Every Leader Is an Artist
The connection between leadership and art has been made many times over, usually as a way to single out certain properties of the arts that carry over to leadership, such as a jazz musician’s ability to create through improvisation. Leadership is an actual art, not a metaphorical one.
The same attributes that distinguish great from mediocre artists distinguish exceptional leaders from their ordinary counterparts. The best leaders and artists give us perspective on our social condition (good or bad) and greater appreciation of our world, ourselves, and our choices. Moreover, they challenge, excite, comfort, and motivate. They bring us closer together by providing a forum for shared experiences and by forging a sense of community. Leadership and art both animate social encounters. They can change our lives in ways that are as invigorating and real as being hit by a wave.
All have their strengths and stand out in unique ways. Leadership deficits become apparent when a person resembles a leadership caricature: when they possess only a couple of criteria to the exclusion of all others.
For example, there are the humanistic types who never miss a birthday, who sponsor team dinners at the house, who go out of their way to make the workplace pleasurable, enriching, and fun. There are the traditionalists who only do what is prescribed by “the book” and would never contemplate deviating from what a businessperson is supposed to wear, say, or do.
There are the skilled and bureaucratic technicians who manage numbers and sheets of paper, and who attempt to orchestrate every conceivable employee behavior through a carefully planned and rigid set of rules, compensation designs, policies, and organizational structures. There are the wildly imaginative but non-directive shape-shifters who hop from one idea and initiative to the next, dragging befuddled employees along in their wake.
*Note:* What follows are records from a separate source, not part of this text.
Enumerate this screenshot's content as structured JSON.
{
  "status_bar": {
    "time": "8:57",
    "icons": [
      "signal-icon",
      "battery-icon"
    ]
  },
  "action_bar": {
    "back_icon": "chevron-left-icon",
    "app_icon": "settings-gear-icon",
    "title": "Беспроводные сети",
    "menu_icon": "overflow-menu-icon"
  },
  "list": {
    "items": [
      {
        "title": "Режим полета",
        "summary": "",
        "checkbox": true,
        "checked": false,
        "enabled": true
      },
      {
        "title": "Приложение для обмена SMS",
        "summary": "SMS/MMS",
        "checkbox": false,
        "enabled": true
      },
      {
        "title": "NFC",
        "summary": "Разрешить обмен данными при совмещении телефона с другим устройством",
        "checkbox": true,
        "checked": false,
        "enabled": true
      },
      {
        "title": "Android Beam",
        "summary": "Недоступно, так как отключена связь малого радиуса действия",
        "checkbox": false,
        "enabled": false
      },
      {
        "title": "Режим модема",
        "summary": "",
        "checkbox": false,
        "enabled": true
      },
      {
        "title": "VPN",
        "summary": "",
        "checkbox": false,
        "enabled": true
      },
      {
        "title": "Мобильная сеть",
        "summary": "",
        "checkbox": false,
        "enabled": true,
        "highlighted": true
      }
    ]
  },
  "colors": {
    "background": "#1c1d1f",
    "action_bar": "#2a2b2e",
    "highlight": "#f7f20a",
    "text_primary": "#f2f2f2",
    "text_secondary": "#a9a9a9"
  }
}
Great leaders are immensely more complex.
(Source: Harvard Business Review)